Win was an odd thing – a late-doors attempt at New Pop by Davy Henderson, who had been in the Fire Engines. The idea seemed to be to make big, trashy, sexually ambiguous hit singles but it never really worked: even when they ‘sold out’ and put a song in an advert it didn’t do that well. I still like “Hollywood Baby Too” – big dreams on the cheap, if somewhat cynical. You can find Win’s two albums fairly often on vinyl in second-hand shops and you should get change for a pound: on CD they’re a lot rarer, and sadly a reissue seems unlikely since even Henderson doesn’t think much of them now. He’s still doing stuff with The Nectarine No.9 (record company site here; records available from all good etc etc.).

(Come to think of it a Win revival isn’t totally unlikely given the success the Scissor Sisters are having with a not-too-different formula. Hmmmm.)

Fluffy Dub!

FT + New York London Paris MunichPost a comment • 352 views

Fluffy Dub! Reasons to love Kelis’ “Trick Me”.

1/ Dancehall borrowings in R&B are a wonderful thing but lifting your groove from pop-reggae is more unusual and – yay! – more fun too.

2/ Kelis’ delivery of the line-drawing lyric is marvellously offhand, and nobody does offhand better than Kelis. It’s a strong lyric too – “Freedom to us has always been a trick / Freedom to you is whoever landed on your dick.”

3/ Noises noises noises! Hooks hooks hooks! The chicken-scratch guitar, the squelches, the “whoa-who”, and there’s still so much room in the track.

4/ The cute Pet Shop Boys reference!

5/ It reminds me of Norman Cook’s best record, “Dub Be Good To Me”, and in fact that whole turn-of-the-90s moment when ‘dub’ lost its fuggy cool for a moment and became just another pop buzzword, all fluffy and chart-friendly. Those Jah Wobble basslines on The Orb’s (so-called) “Ambient Dub” records, such a pleasurable, bubbling sound. It was around this time that people like Tiffany were putting “Dub Versions” on their B-Sides, too!
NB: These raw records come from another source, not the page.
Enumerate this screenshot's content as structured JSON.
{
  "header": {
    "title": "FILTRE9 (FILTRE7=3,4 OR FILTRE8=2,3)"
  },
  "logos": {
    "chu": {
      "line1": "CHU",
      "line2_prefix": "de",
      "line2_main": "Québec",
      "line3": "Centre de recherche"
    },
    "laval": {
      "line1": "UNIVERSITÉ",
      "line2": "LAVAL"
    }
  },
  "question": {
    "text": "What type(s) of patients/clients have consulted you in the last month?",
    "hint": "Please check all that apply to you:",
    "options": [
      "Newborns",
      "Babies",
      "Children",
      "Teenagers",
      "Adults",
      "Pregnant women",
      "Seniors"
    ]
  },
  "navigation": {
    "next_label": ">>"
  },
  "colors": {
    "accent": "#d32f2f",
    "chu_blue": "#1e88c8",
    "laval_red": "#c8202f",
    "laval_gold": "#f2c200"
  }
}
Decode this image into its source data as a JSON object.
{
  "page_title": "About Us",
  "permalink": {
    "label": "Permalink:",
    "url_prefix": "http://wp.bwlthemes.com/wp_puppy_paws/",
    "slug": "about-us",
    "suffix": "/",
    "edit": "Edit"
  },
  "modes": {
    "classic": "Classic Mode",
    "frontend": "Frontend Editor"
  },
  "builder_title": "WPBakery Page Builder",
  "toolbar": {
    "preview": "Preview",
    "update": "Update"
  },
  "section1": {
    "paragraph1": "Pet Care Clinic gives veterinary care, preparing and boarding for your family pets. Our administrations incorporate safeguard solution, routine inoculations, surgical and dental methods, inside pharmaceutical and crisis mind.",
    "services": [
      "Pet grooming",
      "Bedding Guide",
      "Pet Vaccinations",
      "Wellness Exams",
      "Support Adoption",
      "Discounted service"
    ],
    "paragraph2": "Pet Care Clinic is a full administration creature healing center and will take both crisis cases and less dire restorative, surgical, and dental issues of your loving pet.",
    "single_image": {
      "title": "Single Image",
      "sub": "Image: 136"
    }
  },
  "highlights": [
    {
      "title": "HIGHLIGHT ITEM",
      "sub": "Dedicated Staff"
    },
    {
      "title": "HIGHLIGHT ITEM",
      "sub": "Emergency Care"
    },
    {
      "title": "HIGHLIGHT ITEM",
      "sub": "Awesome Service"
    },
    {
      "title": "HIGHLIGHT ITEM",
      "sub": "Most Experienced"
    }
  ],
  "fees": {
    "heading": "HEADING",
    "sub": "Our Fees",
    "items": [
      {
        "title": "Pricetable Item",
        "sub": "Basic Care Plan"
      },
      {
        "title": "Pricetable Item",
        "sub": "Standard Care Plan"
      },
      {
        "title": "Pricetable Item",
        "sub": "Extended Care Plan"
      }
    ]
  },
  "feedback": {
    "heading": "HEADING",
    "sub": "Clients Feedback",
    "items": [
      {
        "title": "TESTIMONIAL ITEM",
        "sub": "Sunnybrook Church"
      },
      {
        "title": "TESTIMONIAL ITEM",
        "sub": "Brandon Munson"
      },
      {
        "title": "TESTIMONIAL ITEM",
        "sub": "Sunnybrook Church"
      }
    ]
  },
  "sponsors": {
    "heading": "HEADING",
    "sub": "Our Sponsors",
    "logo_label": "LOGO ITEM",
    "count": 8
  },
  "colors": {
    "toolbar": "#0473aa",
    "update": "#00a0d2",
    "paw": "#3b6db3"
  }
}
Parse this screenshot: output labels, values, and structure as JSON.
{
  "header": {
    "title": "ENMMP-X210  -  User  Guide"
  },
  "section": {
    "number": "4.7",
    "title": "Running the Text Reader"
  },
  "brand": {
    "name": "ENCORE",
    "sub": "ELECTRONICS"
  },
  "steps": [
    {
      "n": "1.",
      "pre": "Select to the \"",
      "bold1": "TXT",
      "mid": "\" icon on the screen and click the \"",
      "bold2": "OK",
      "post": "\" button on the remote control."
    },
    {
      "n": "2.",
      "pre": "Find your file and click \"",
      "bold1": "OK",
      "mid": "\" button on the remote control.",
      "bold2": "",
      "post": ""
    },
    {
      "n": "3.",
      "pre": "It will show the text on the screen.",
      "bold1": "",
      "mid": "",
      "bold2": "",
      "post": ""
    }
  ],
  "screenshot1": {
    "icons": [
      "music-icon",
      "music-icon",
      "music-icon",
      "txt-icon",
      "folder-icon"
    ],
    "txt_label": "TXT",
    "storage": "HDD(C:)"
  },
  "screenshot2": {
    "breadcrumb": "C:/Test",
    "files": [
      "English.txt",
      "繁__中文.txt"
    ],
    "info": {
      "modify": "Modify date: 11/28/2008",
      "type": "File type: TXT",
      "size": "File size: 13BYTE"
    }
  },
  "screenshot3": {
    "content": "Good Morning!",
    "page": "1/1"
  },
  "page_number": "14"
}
It all went wrong when the Sabres Of Paradise’ “Wilmot” wasn’t a huge hit – on the LP it was all chopped and truncated, like Weatherall was suddenly a bit embarrassed by its cheesy skankiness. More fool him, it was terrific. And then the moment sort of passed.